-written by Tina Griffin
Foursquare is a social media game where users “check-in” to the locations that they visit. These locations can be almost anything: parks, restaurants, libraries, stores, public buildings, to name a few. By checking in they earn points and unlock badges. If they check into a place more than any other person, they become “Mayor”; so there is friendly competition too. No one knows how many badges there are to earn, as the company won’t tell. Users can also leave tips for individual locations (try the veal!) and can create lists. You can make your list public, follow other peoples list (Top ten sites to see in Chicago!), and search lists if you are in a location you aren’t familiar with. Your account gives you stats on the badges you’ve collected, number of different placed you’ve checked into, and many more. Using Facebook, Twitter, Yahoo, or Gmail accounts you can make friend requests and “see” where your friends are checked in. Also, there is a “wall”-like feature similar to Facebook that lets you see the stream of your friend’s check-ins. On the security side, you have options for limiting location services and contact information. There are also options for what type of notifications you’d like to receive.

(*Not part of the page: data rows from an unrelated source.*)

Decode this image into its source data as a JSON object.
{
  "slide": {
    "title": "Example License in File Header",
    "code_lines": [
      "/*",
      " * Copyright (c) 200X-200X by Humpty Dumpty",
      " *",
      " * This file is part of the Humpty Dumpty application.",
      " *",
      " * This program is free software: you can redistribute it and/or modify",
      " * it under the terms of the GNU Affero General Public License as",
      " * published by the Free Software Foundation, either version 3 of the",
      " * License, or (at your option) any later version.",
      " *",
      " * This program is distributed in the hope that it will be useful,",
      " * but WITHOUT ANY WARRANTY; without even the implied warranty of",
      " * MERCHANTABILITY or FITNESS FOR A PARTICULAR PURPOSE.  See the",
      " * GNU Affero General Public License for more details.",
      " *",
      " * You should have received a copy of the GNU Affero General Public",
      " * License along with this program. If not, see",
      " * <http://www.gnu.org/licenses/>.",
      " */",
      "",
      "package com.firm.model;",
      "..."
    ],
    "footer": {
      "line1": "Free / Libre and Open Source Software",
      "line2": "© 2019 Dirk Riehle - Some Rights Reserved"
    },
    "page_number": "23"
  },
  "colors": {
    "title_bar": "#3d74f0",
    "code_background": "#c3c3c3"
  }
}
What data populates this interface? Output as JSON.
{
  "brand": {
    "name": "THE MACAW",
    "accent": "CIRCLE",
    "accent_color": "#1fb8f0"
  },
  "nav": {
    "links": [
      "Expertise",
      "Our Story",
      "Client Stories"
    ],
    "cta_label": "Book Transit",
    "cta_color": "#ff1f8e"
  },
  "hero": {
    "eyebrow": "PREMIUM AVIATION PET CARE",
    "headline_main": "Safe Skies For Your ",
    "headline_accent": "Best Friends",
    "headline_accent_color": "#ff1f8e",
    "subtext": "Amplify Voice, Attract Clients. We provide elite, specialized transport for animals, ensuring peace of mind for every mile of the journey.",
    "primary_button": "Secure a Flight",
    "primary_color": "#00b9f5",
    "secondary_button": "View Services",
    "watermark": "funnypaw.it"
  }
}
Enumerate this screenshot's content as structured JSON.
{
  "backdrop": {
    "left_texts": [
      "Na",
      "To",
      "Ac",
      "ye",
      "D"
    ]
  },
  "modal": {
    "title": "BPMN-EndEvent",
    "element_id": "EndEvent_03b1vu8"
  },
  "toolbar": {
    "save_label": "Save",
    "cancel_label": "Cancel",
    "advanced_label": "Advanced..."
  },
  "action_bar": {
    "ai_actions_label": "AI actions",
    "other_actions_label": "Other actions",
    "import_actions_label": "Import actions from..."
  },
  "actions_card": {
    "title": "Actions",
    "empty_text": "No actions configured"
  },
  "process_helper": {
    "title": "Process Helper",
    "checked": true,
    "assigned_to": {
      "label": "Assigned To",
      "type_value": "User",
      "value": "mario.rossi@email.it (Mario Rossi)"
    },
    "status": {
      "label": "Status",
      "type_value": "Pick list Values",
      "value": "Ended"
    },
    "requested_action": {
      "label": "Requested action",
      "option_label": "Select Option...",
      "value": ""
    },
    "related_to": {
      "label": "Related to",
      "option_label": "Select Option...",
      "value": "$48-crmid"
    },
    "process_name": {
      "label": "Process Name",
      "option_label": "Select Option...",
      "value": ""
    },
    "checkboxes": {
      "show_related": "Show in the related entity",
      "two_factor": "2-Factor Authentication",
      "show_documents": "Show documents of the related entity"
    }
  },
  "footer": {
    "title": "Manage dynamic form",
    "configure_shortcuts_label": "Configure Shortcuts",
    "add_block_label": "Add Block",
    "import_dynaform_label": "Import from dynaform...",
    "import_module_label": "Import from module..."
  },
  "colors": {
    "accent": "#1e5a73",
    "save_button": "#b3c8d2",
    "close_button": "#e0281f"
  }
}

While the game is fun and engaging, Foursquare can be used for practical purposes too. First, it’s a great way to get the inside scoop on places to go, restaurants, and entertainment in a city you are visiting. It can be a great way to check out a city and decide if you want to visit too. All of the venues listed in Foursquare are mapped. This platform is more often used as an app for smartphones and other mobile devices, making it easy to use on the go.
But all of this is on the user side of it. If you have Foursquare as a business account, making you the owner of a venue, you have the ability to offer “specials”. These are freebies, give-aways, or discounts that users can earn in the physical world by checking in. There is also a way to offer badges too. For the Owners, this is a great way to interact with their customers. Owners can post tips, create lists and post photos just like users can. It’s a great feature to advertize what they can offer to a visitor.
But what does this mean for libraries? Foursquare gives them a fun interactive way to promote library events and services. There are a number of public libraries already using it in this way. Library staff post tips that include library events with website links included. Check out the Gale Borden Public Library for a local example of how this works. The New York Public Library takes it one step further with links for newsletters, other social media sites, an obtaining a library card right in their description.
David Lee King has a pair of well cited blog posts on whether libraries can use Foursquare. He mentions besides having the library listed as a venue, make sure to edit it and add tags so that it can be found easier. Also make sure to add tips and to do lists. Patrons get points for checking in and get points for performing the tips and to-dos. Another recommendation is to make sure all of your events are posted to tips and lists, and set specials for the events as well. Specials could be monetary or non-monetary. Monetary specials could be a coupon for a free drink at the cafe, the bookstore, for copying, or to local establishments. A non-monetary special could be extending the loan period for books or materials.
For libraries to be successful at Foursquare, they need to stay engaged with the patrons who are checking in and participating. Content is key here. And tips from check-ins will sometimes reveal what isn’t working around the library. These things can be mentioned as positive changes in updates when they are addressed.
Similar to Foursquare, Gowalla is a social media site that markets itself to a location oriented crowd. Users create travel lists (places been, places to go to, bucket list, or create your own list), add highlights and tips to locations as notes for others, and can mark favorites and see who else has also marked favorites. They can also “follow” other users to see what their friends’ are doing on Gowalla.
The general organization of Gowalla is by city, and within each city’s guide is a list of locations to visit. There are user created lists such as Featured spots and Hot spots. There are category buttons for lists of restaurants, nightlife, entertainment, and shopping. Users can post pictures of the locations.
Gowalla was originally intended to be a site that occupies similar niche as Foursquare. Unfortunately it didn’t gain as much traction as Foursquare and floundered. They attempted to retool the website as a travel site, but it didn’t take either. Eventually, a certain amount of executive staff were offered a move to Facebook and they took it. As of this writing, Gowalla is now shut down, preventing a complete evaluation.
It remains to be seen if some of Gowalla’s features will be incorporated into Facebook. If it does, there might be ways for libraries to leverage this service. A French class, for example, could use this service to explore French speaking cities in tandem with the library providing resources related to that city, history, language, and culture through a custom list.
View the labs page for Foursquare